The battle of good and evil is front and center in Stjepan Sejic’s Death Vigil: Volume I. While there are certainly white hats, well hair, and black hats there are some important grey figures intermingling among them with amazing art by writer-artist Sejic keeping the reader engaged through the entire book.
The basics of the story is Death, aka Bernie, selects individuals who die valiantly to become Death Knights to defend the living from Necromancers who attempt to bring primordial beings to Earth. The lead character is Sam, a veteran of the Vigil, who explains the structure and way of life of the Vigil to the newcomer Clara whose induction into the group is hiding something from the primordial realm that pops up in important situations for her character throughout the book. On the other side, the Necromancers are “led” by numerous individuals however the prime mover throughout this book is Maria Benes bargains with ‘the King’ for the translation of a powerful Necromancer in exchange for her taking Bernie’s place. And added to the mix the necromancer characters Alistair and his daughter Mia who side with the Vigil though Alistair and Bernie do like one another
After the initial introduction to the concept of the Vigil, Sejic introduces new things throughout the book interesting ways and foreshadows many things that the reader obviously only recognizes when it comes up against in important points of the story. Throughout the book, the Vigil aligned characters are fond of puns, bad puns at that but all of them acknowledge that the puns are bad which adds a little comic flare. A constant throughout the entire book is the excellent art of Sejic who’s long list of credits gives one the idea about how much his talent is wanted and acknowledged by the comic industry.
Upon finishing Death Vigil: Volume I the reader will find like myself that they want more and the dangling story arcs continue and grow over time.
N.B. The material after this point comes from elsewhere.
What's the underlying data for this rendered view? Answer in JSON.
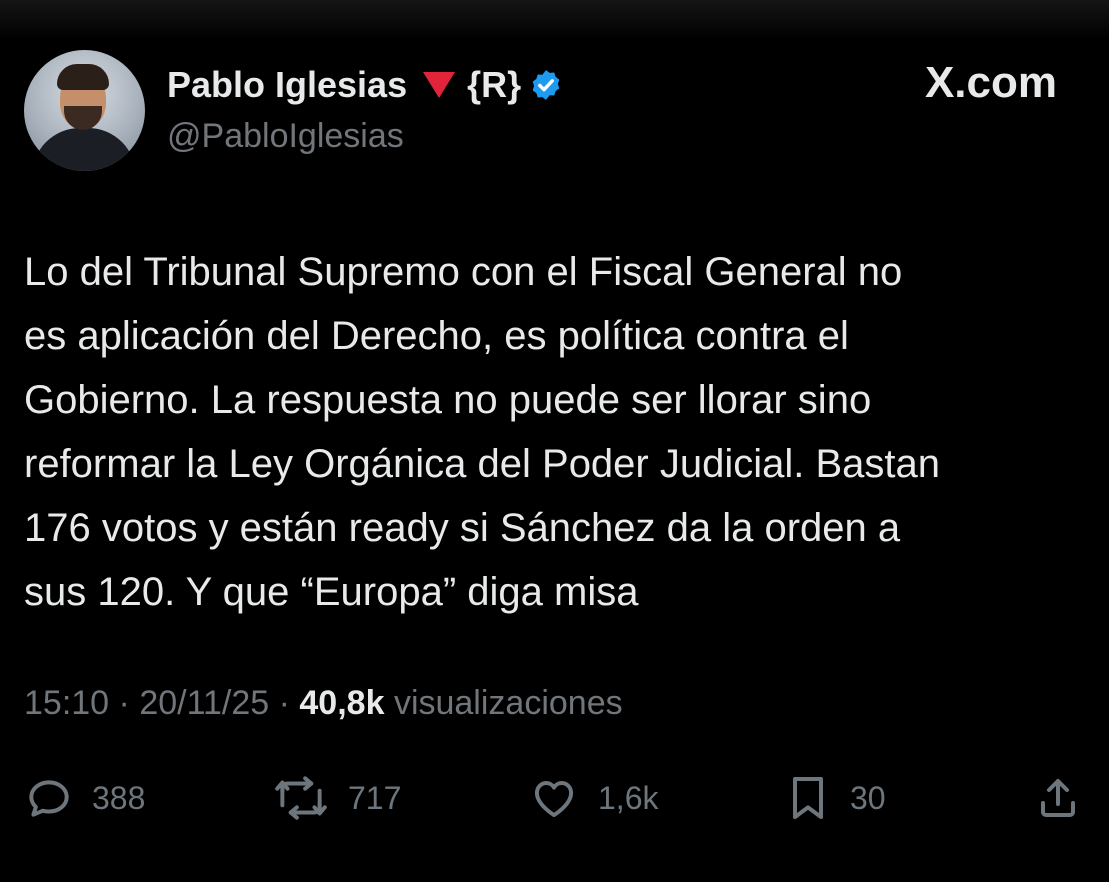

But the only way for that to happen is for this book to sell good giving Sejic incentive to writing Volume II. Trust me, you’ll not be sorry about reading this book and will agree on wanting more.